**TASK BRIEF**
Without changing anything, copy out each entry.

**ENTRIES SUPPLIED**
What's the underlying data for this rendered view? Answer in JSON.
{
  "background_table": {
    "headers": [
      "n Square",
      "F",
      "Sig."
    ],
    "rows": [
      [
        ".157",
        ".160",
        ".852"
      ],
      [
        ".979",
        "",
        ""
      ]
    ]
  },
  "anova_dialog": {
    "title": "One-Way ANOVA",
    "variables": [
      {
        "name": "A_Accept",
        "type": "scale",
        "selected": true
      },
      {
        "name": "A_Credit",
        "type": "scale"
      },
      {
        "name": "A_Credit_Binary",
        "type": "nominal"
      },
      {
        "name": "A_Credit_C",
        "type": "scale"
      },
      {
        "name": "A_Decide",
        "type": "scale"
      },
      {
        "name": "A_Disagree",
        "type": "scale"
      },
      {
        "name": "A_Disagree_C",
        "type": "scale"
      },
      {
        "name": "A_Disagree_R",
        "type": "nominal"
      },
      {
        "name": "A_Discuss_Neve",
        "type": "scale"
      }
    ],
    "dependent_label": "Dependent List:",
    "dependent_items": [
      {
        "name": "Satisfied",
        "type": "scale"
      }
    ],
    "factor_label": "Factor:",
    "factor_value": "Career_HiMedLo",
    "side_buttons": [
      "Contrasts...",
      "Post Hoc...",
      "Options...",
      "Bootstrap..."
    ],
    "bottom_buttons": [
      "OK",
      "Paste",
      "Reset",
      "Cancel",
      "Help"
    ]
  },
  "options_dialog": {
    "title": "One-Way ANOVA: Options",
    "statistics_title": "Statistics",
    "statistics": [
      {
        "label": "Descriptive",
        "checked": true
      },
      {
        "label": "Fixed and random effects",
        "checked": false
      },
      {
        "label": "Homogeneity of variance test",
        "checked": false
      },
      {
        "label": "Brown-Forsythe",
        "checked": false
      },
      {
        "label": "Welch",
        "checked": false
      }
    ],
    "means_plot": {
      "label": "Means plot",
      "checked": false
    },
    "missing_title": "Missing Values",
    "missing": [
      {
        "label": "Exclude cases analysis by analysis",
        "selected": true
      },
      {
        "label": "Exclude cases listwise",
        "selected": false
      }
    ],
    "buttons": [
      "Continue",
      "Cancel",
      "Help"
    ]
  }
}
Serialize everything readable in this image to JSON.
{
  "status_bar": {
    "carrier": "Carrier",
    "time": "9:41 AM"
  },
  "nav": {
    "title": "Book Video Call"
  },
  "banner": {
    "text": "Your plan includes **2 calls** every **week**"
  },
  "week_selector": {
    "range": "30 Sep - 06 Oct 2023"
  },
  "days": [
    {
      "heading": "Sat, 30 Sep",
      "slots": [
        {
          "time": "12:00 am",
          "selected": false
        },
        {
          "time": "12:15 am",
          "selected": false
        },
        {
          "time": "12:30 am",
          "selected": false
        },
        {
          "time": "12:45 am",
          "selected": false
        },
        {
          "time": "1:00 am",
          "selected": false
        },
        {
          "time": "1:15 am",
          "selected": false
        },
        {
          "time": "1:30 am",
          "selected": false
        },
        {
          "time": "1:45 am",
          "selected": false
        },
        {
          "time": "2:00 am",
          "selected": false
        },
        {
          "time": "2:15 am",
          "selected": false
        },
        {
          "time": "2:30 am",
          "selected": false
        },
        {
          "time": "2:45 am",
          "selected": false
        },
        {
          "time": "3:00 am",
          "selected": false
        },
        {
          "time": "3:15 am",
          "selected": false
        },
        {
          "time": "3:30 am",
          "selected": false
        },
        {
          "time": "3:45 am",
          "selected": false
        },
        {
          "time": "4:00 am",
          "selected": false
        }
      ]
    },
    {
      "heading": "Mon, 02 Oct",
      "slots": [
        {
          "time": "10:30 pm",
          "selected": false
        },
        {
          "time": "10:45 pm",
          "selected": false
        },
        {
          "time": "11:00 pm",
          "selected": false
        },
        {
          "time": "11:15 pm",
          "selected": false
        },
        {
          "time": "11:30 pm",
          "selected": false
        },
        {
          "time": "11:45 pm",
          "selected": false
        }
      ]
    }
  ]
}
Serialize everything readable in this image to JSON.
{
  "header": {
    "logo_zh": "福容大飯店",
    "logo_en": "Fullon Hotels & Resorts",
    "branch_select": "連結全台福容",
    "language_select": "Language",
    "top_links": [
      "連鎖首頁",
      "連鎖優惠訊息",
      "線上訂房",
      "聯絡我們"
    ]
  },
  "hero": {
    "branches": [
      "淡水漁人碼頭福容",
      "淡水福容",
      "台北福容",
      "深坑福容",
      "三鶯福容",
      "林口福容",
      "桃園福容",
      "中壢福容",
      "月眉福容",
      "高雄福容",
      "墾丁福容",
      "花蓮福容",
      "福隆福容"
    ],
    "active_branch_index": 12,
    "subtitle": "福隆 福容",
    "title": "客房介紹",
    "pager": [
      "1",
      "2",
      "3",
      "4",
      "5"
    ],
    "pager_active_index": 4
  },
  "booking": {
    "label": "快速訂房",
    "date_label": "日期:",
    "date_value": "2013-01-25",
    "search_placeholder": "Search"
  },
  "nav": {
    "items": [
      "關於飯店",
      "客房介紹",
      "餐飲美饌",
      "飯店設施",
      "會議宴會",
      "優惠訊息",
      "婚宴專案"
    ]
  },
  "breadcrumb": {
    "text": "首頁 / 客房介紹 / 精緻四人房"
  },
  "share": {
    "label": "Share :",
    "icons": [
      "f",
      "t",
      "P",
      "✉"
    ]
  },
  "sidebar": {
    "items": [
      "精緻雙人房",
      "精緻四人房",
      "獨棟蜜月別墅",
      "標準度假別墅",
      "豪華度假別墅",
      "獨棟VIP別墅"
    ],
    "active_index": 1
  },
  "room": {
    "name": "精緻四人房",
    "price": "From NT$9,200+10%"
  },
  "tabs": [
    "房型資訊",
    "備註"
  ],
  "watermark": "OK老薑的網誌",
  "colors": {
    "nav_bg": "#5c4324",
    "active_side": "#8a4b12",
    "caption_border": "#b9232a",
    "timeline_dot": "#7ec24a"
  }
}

**EXPECTED OUTPUT**
What's the underlying data for this rendered view? Answer in JSON.
{
  "background_table": {
    "headers": [
      "n Square",
      "F",
      "Sig."
    ],
    "rows": [
      [
        ".157",
        ".160",
        ".852"
      ],
      [
        ".979",
        "",
        ""
      ]
    ]
  },
  "anova_dialog": {
    "title": "One-Way ANOVA",
    "variables": [
      {
        "name": "A_Accept",
        "type": "scale",
        "selected": true
      },
      {
        "name": "A_Credit",
        "type": "scale"
      },
      {
        "name": "A_Credit_Binary",
        "type": "nominal"
      },
      {
        "name": "A_Credit_C",
        "type": "scale"
      },
      {
        "name": "A_Decide",
        "type": "scale"
      },
      {
        "name": "A_Disagree",
        "type": "scale"
      },
      {
        "name": "A_Disagree_C",
        "type": "scale"
      },
      {
        "name": "A_Disagree_R",
        "type": "nominal"
      },
      {
        "name": "A_Discuss_Neve",
        "type": "scale"
      }
    ],
    "dependent_label": "Dependent List:",
    "dependent_items": [
      {
        "name": "Satisfied",
        "type": "scale"
      }
    ],
    "factor_label": "Factor:",
    "factor_value": "Career_HiMedLo",
    "side_buttons": [
      "Contrasts...",
      "Post Hoc...",
      "Options...",
      "Bootstrap..."
    ],
    "bottom_buttons": [
      "OK",
      "Paste",
      "Reset",
      "Cancel",
      "Help"
    ]
  },
  "options_dialog": {
    "title": "One-Way ANOVA: Options",
    "statistics_title": "Statistics",
    "statistics": [
      {
        "label": "Descriptive",
        "checked": true
      },
      {
        "label": "Fixed and random effects",
        "checked": false
      },
      {
        "label": "Homogeneity of variance test",
        "checked": false
      },
      {
        "label": "Brown-Forsythe",
        "checked": false
      },
      {
        "label": "Welch",
        "checked": false
      }
    ],
    "means_plot": {
      "label": "Means plot",
      "checked": false
    },
    "missing_title": "Missing Values",
    "missing": [
      {
        "label": "Exclude cases analysis by analysis",
        "selected": true
      },
      {
        "label": "Exclude cases listwise",
        "selected": false
      }
    ],
    "buttons": [
      "Continue",
      "Cancel",
      "Help"
    ]
  }
}
Serialize everything readable in this image to JSON.
{
  "status_bar": {
    "carrier": "Carrier",
    "time": "9:41 AM"
  },
  "nav": {
    "title": "Book Video Call"
  },
  "banner": {
    "text": "Your plan includes **2 calls** every **week**"
  },
  "week_selector": {
    "range": "30 Sep - 06 Oct 2023"
  },
  "days": [
    {
      "heading": "Sat, 30 Sep",
      "slots": [
        {
          "time": "12:00 am",
          "selected": false
        },
        {
          "time": "12:15 am",
          "selected": false
        },
        {
          "time": "12:30 am",
          "selected": false
        },
        {
          "time": "12:45 am",
          "selected": false
        },
        {
          "time": "1:00 am",
          "selected": false
        },
        {
          "time": "1:15 am",
          "selected": false
        },
        {
          "time": "1:30 am",
          "selected": false
        },
        {
          "time": "1:45 am",
          "selected": false
        },
        {
          "time": "2:00 am",
          "selected": false
        },
        {
          "time": "2:15 am",
          "selected": false
        },
        {
          "time": "2:30 am",
          "selected": false
        },
        {
          "time": "2:45 am",
          "selected": false
        },
        {
          "time": "3:00 am",
          "selected": false
        },
        {
          "time": "3:15 am",
          "selected": false
        },
        {
          "time": "3:30 am",
          "selected": false
        },
        {
          "time": "3:45 am",
          "selected": false
        },
        {
          "time": "4:00 am",
          "selected": false
        }
      ]
    },
    {
      "heading": "Mon, 02 Oct",
      "slots": [
        {
          "time": "10:30 pm",
          "selected": false
        },
        {
          "time": "10:45 pm",
          "selected": false
        },
        {
          "time": "11:00 pm",
          "selected": false
        },
        {
          "time": "11:15 pm",
          "selected": false
        },
        {
          "time": "11:30 pm",
          "selected": false
        },
        {
          "time": "11:45 pm",
          "selected": false
        }
      ]
    }
  ]
}
Serialize everything readable in this image to JSON.
{
  "header": {
    "logo_zh": "福容大飯店",
    "logo_en": "Fullon Hotels & Resorts",
    "branch_select": "連結全台福容",
    "language_select": "Language",
    "top_links": [
      "連鎖首頁",
      "連鎖優惠訊息",
      "線上訂房",
      "聯絡我們"
    ]
  },
  "hero": {
    "branches": [
      "淡水漁人碼頭福容",
      "淡水福容",
      "台北福容",
      "深坑福容",
      "三鶯福容",
      "林口福容",
      "桃園福容",
      "中壢福容",
      "月眉福容",
      "高雄福容",
      "墾丁福容",
      "花蓮福容",
      "福隆福容"
    ],
    "active_branch_index": 12,
    "subtitle": "福隆 福容",
    "title": "客房介紹",
    "pager": [
      "1",
      "2",
      "3",
      "4",
      "5"
    ],
    "pager_active_index": 4
  },
  "booking": {
    "label": "快速訂房",
    "date_label": "日期:",
    "date_value": "2013-01-25",
    "search_placeholder": "Search"
  },
  "nav": {
    "items": [
      "關於飯店",
      "客房介紹",
      "餐飲美饌",
      "飯店設施",
      "會議宴會",
      "優惠訊息",
      "婚宴專案"
    ]
  },
  "breadcrumb": {
    "text": "首頁 / 客房介紹 / 精緻四人房"
  },
  "share": {
    "label": "Share :",
    "icons": [
      "f",
      "t",
      "P",
      "✉"
    ]
  },
  "sidebar": {
    "items": [
      "精緻雙人房",
      "精緻四人房",
      "獨棟蜜月別墅",
      "標準度假別墅",
      "豪華度假別墅",
      "獨棟VIP別墅"
    ],
    "active_index": 1
  },
  "room": {
    "name": "精緻四人房",
    "price": "From NT$9,200+10%"
  },
  "tabs": [
    "房型資訊",
    "備註"
  ],
  "watermark": "OK老薑的網誌",
  "colors": {
    "nav_bg": "#5c4324",
    "active_side": "#8a4b12",
    "caption_border": "#b9232a",
    "timeline_dot": "#7ec24a"
  }
}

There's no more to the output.